2020 CHIPTS Community-Research Kick Start Grant
The 2020 CHIPTS Community-Research Kick Start Program is a funding opportunity to help support workshops, planning meetings, symposia, or other activities that are designed to promote new science, foster new collaborations, or increase capacity building. The purpose of the program is to “kick start” the development of new research ideas and other projects to address emerging issues and needs of communities most impacted by HIV. Community collaboration and partnership were encouraged.
The proposed activities must have contributed towards CHIPTS scientific theme of addressing the intersection of HIV/AIDS treatment and prevention and mental health and/or substance use co-morbidities. We encouraged submissions that specifically addressed the role of social and structural determinants of health, such as homelessness and stigma. In light of the current COVID-19 pandemic, applications that explored the impact of the novel coronavirus on communities most impacted by HIV were also strongly encouraged. The funding amount ranged from $500 up to $5,000 direct costs, based on proposed activities. Note that for institutions outside of UCLA, the amount of funding available may have been affected by your indirect cost rate. Proposals were reviewed and decided upon by the CHIPTS leadership committee. Proposals may have been funded in whole or in part, and no single award exceeded $5,000.
Awards for this funding cycle must be spent by January 31, 2021. Also all spending is subject to federal restrictions.

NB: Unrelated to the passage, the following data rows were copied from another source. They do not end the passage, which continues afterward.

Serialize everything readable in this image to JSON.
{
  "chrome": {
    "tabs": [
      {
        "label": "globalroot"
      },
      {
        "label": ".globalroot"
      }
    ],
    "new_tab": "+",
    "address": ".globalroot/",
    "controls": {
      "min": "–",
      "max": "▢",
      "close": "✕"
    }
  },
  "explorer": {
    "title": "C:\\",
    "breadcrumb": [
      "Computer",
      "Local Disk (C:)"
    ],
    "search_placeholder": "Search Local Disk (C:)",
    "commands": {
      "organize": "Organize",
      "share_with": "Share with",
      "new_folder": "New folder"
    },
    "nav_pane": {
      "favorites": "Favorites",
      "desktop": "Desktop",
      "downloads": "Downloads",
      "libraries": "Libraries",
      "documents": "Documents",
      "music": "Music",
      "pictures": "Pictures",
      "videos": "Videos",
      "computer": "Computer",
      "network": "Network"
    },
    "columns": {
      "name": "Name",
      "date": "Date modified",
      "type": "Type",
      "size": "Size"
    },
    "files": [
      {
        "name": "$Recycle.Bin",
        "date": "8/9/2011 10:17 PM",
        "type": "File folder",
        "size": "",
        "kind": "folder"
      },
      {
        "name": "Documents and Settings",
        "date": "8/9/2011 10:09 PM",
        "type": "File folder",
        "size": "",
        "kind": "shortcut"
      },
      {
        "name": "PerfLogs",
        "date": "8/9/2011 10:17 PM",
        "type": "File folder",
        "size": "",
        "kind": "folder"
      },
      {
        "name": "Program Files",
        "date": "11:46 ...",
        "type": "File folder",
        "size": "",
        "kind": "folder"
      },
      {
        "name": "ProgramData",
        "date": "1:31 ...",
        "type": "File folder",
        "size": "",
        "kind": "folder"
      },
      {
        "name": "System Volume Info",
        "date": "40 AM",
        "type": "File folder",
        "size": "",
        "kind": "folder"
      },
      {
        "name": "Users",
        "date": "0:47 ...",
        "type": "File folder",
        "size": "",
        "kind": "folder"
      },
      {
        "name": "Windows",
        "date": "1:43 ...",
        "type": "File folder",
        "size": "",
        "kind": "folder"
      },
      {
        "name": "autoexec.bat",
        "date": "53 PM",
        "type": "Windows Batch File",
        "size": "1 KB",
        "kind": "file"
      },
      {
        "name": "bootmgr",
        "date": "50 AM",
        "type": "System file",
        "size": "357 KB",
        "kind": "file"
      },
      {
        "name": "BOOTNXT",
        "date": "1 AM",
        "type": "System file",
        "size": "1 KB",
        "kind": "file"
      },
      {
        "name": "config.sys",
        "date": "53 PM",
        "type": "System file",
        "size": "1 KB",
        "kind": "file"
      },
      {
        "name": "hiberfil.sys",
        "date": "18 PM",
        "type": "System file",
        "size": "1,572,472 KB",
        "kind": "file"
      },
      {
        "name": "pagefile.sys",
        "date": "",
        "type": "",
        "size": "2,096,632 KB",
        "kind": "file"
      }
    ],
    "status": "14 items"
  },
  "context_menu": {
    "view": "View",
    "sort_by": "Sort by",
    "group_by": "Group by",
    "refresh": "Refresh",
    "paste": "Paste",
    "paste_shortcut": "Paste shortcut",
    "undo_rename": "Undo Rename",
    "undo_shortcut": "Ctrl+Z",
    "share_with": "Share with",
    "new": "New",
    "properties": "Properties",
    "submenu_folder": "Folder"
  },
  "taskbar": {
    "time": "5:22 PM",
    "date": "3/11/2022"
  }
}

A brief summary report will be required within 60 days from project end date.
We are pleased to announce this year’s awardees:
Robert Bolan, MD and Risa Flynn – “HIV Prevention During the COVID-19 Pandemic: Engaging Experts to Discuss Innovative Strategies for Identifying Untreated Syphilis Infections”
Michael Li, PhD and Pam Ogata, MPH – “Mental Health Landscape Assessment: First Step in Ending the Epidemics through Health Equity”
Cathy Reback, PhD – “The Impact of COVID-19 on Service Utilization, Quality of Life, Physical/Mental/Sexual Health, and Substance Use among Sexual/Gender Minority Individuals Experiencing Syndemic Health Disparities”
Latoya Small, PhD, Mariela Ceballos, and Natalie Sanchez, MPH – “No Longer Invisible: Examining changes in services for Women of Color living with HIV /AIDS before and after COVID-19”
Jesse Clark, MD, MSc – “Contingency Management, Substance Use, and HIV Prevention: Defining an Integrated Research Agenda”
Sid Jordan, PhD and Ian Holloway, PhD – “Trans Masculine Health Justice Research Initiative”
For questions, please contact Uyen Kao at UBui@mednet.ucla.edu.